Four years after the United States exploded the first atomic bomb, the Soviet Union tested their own. With this, the arms race between America and the Soviet Union began.
The arms race was a cycle of military buildup. When one nation (usually the United States) developed a new military technology or increased its number of nuclear weapons, the other would catch up. Once this nation matched or bested its opponent's capabilities, the first nation would start the cycle again in order to ensure their security.
One reason for arms buildup was fear of a "Missile Gap." For a period of time, some in the United States feared that the Soviet Union possessed equal or greater numbers of nuclear weapons than the U.S. Soviet Premier Nikita Khrushchev boasted of the Soviet Union's quantity of nuclear arms. This was, however, disproved by American reconnaissance.

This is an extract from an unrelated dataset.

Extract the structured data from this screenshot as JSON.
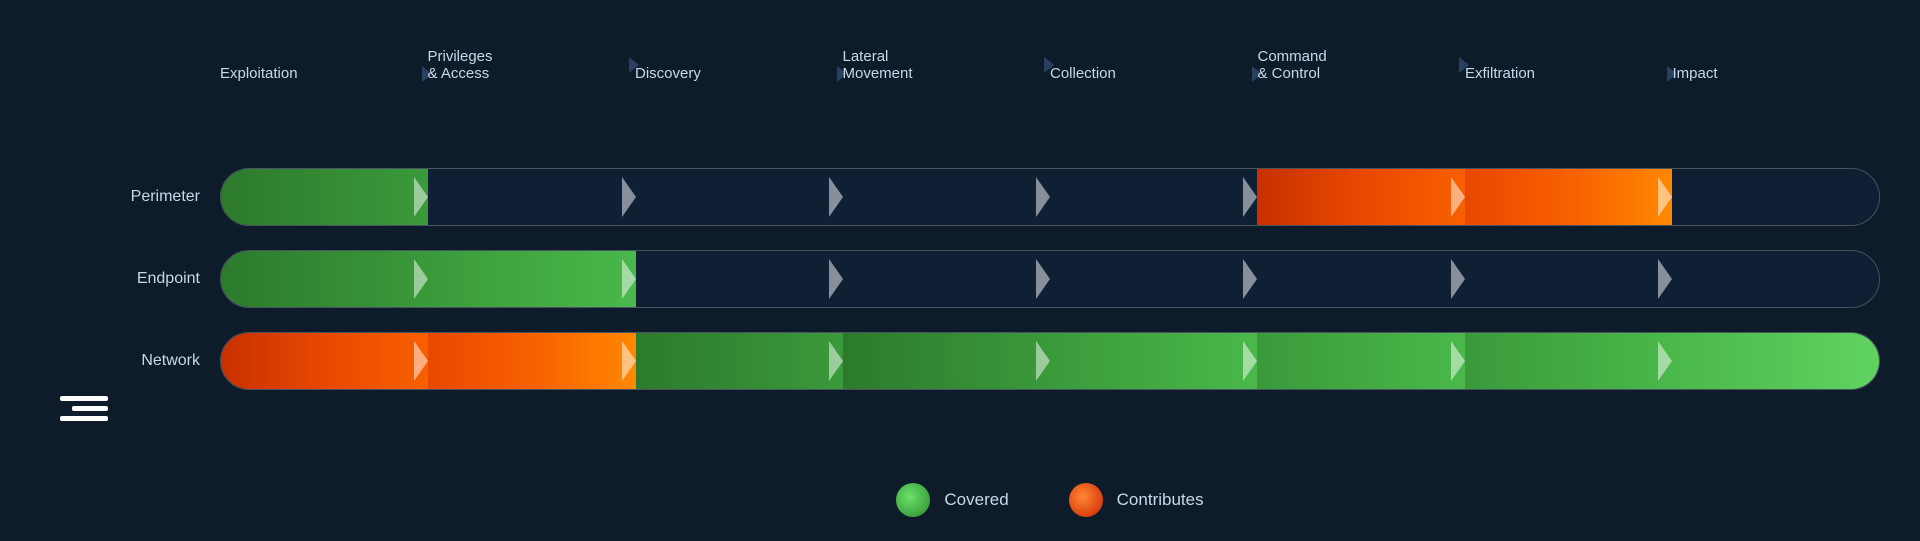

Another reason for arms buildup was to maintain formidable status. A large number of nuclear weapons could be considered sufficient deterrance to any enemy nation. It was hoped that the threat of a nuclear holocaust would be enough to ensure that nuclear weapons would be unused.
As the Cold War progressed, proposals began for arms reduction. In September 1961, the United States formed the Arms Control and Disarmament Agency, which dealt with government policy concerning nuclear testing and arms control. In May 1972, the first of the Strategic Arms Limitation Talks (SALT I) came to end in the form of a treaty between the U.S. and the U.S.S.R. to limit their anti-ballistic missile systems. Since neither nation trusted the other, their reconnaissance programs played a key role in the decisions of both countries. SALT I took the first step in mutual arms control agreements between America and the Soviet Union. Since that time, many other arms control treaties have followed.